- How best to use green infrastructure to manage stormwater runoff
- How to implement a stormwater retention credit trading program
- Alternative master planning methods that include stormwater earlier in the design process
- Portfolio management techniques to capture and revise repair projects early in the planning process
- Why tackling stormwater challenges from multiple scales and of collaborating with multiple stakeholders can result in a better region-wide outcome
More Course Details
Like many urban areas, the National Capital Region struggles to manage its stormwater runoff. Large expanses of impermeable landscapes and undersized stormwater sewers result in interior drainage flooding and combined sewer overflows into the Potomac River. Recent regional climate models project that precipitation from intense storms will become more frequent and severe: today's 100-year storm will be more like a 15-year storm in the 2080s.

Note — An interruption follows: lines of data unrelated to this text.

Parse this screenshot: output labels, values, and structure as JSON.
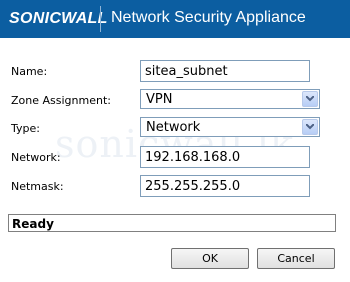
{
  "header": {
    "logo": "SONICWALL",
    "title": "Network Security Appliance"
  },
  "watermark": "sonicwall.lk",
  "form": {
    "name_label": "Name:",
    "name_value": "sitea_subnet",
    "zone_label": "Zone Assignment:",
    "zone_value": "VPN",
    "type_label": "Type:",
    "type_value": "Network",
    "network_label": "Network:",
    "network_value": "192.168.168.0",
    "netmask_label": "Netmask:",
    "netmask_value": "255.255.255.0"
  },
  "status": "Ready",
  "buttons": {
    "ok": "OK",
    "cancel": "Cancel"
  },
  "icons": {
    "dropdown": "chevron-down-icon"
  },
  "colors": {
    "header_bg": "#0c5ea1",
    "field_border": "#7f9db9"
  }
}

How best to address this challenge? Local and federal agencies responded with unique and innovative approaches. DC Water combated combined sewer overflows by installing a combination of green and gray infrastructure. The District of Columbia Department of Energy and Environment implemented a stormwater retention credit trading program that incentivizes developers to go beyond regulatory obligations and capture additional stormwater. The federal General Services Administration revised its project management approach for new and renovated buildings, and now examines potential stormwater issues earlier in the design and master planning process.
This session will examine these innovative approaches to stormwater management, discuss the importance of collaboration, and emphasize the need to attack stormwater challenges from multiple approaches and stakeholders.